Brazil mainly focuses its liquid biofuels production on ethanol and biodiesel. Brazil’s biodiesel industry has more than 50 plants. Currently, its largest international markets are Germany, the United States, Argentina, and Brazil are currently the world’s largest markets for biodiesel. In addition, Brazil is recognized for its pioneering introduction of ethanol, manufactured sugar cane, which is considered to be one of the most efficient feedstocks for biofuel production.  In recent years, ethanol production in other countries has expanded to encompass other biomass sources – for instance, in the US, most domestically produced ethanol is manufactured from corn or switchgrass, 

In an effort to increase the use of biofuels and reduce greenhouse gas emissions, in 2018 Brazil’s energy ministry launched its national biofuels policy, RenovaBio. The key concept of RenovaBio is to reduce carbon emissions and improve the life-cycle performance of biofuels through a carbon credit market. To be able to participate in the program, producers of ethanol, biodiesel, biokerosene, or biogasses are evaluated according to the carbon absorption and emission levels in their various production stages. The program sets out a framework to certify biofuel production according to its efficiency in reducing GHG emissions. It also requires fossil fuel distributors to compensate for carbon emissions through the acquisition of decarbonization certificates in this newly created market. Each decarbonization credit under the RenovaBio program is equivalent to 1 metric ton of avoided emissions. The decarbonization credits are then commercialized to distributors on the stock market to meet their decarbonization targets. In addition to establishing decarbonization targets for fossil fuel distributors, the program offers incentives for the biofuel producers to improve conditions and efficiency of their production chains.

As a result of the program, 241 biofuel plants in Brazil are certified to issue decarbonization credits most of these are sugarcane-based ethanol plans, which are treated as the most efficient biofuel source under program. In 2020, RenovaBio program aided in the reduction of 15 million metric tons of carbon emission and despite the rocky start of the year with COVID-19, the policy was a success with almost 98 percent of decarbonization targets being fulfilled.

As a further expansion of the biofuel market in Latin America, on August 4, 2021, Argentina enacted its Biofuels Act, which regulates the activity of production of biofuels and creates a framework for investing in the production of biofuels and establishing mandatory uses for biofuels.

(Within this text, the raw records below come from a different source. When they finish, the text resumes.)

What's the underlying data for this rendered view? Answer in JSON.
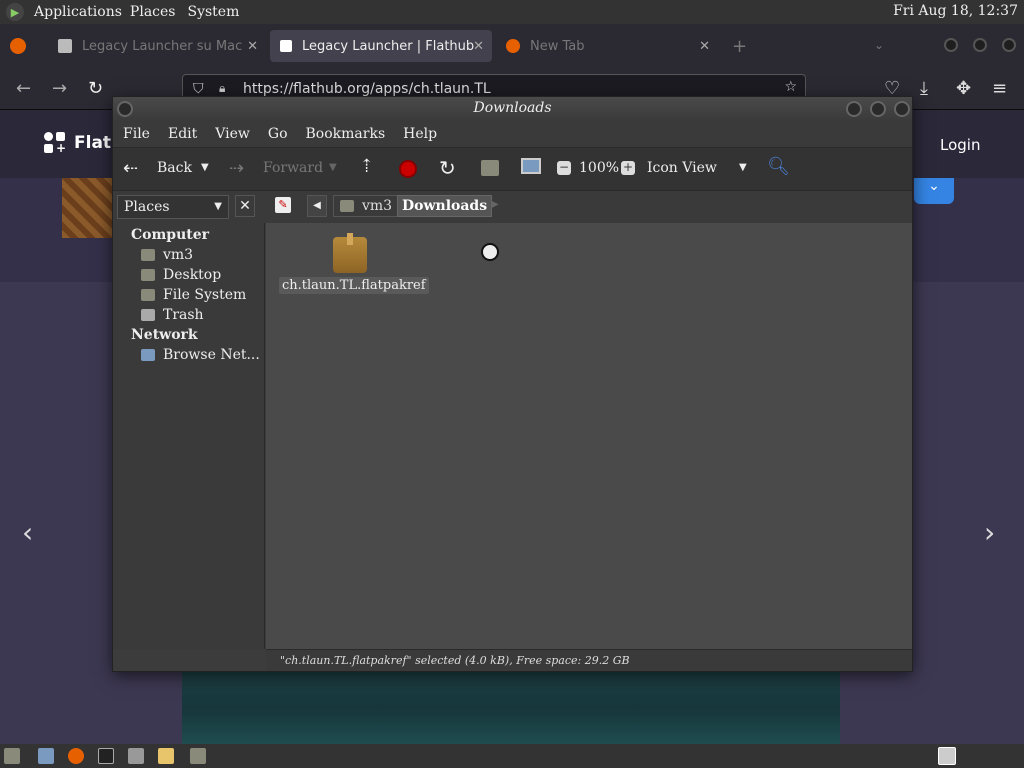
{
  "panel": {
    "menus": [
      "Applications",
      "Places",
      "System"
    ],
    "clock": "Fri Aug 18, 12:37"
  },
  "firefox": {
    "tabs": [
      {
        "title": "Legacy Launcher su Mac"
      },
      {
        "title": "Legacy Launcher | Flathub"
      },
      {
        "title": "New Tab"
      }
    ],
    "url": "https://flathub.org/apps/ch.tlaun.TL"
  },
  "flathub": {
    "logo_text": "Flath",
    "login_label": "Login"
  },
  "nautilus": {
    "title": "Downloads",
    "menubar": [
      "File",
      "Edit",
      "View",
      "Go",
      "Bookmarks",
      "Help"
    ],
    "toolbar": {
      "back": "Back",
      "forward": "Forward",
      "zoom": "100%",
      "view_mode": "Icon View"
    },
    "location": {
      "parent": "vm3",
      "current": "Downloads"
    },
    "sidebar": {
      "header": "Places",
      "sections": [
        {
          "title": "Computer",
          "items": [
            "vm3",
            "Desktop",
            "File System",
            "Trash"
          ]
        },
        {
          "title": "Network",
          "items": [
            "Browse Net..."
          ]
        }
      ]
    },
    "files": [
      {
        "name": "ch.tlaun.TL.flatpakref"
      }
    ],
    "status": "\"ch.tlaun.TL.flatpakref\" selected (4.0 kB), Free space: 29.2 GB"
  },
  "colors": {
    "accent_blue": "#3584e4",
    "window_bg": "#4a4a4a"
  }
}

The Biofuels Act establishes that all liquid fuel classified as diesel or diesel oil that is marketed within the national territory must contain a mandatory percentage of biodiesel of 5 percent by volume, measured using the total amount of the final product. The enforcement authority may raise the referred mandatory percentage when it deems it appropriate. In addition, the Act establishes that all liquid fuel classified as naphtha that is marketed within Argentina must contain a mandatory percentage of bioethanol of 12 percent by volume, measured over the total amount of the final product.

In a complementary way to the mandatory cut that is in force, and when market conditions allow it, the enforcement authority will arbitrate the necessary means to substitute the importation of fossil fuels with biofuels, in order to avoid the outflow of foreign currency, promote investments for the industrialization of national raw materials and encourage job creation.

Brazil and Argentina’s growing biofuel markets are achieving their goals via established programs and enacted legislation, demonstrating a path forward for the Latin American markets in their reduction of carbon emissions and their work towards clean energy.   Other countries will soon join them.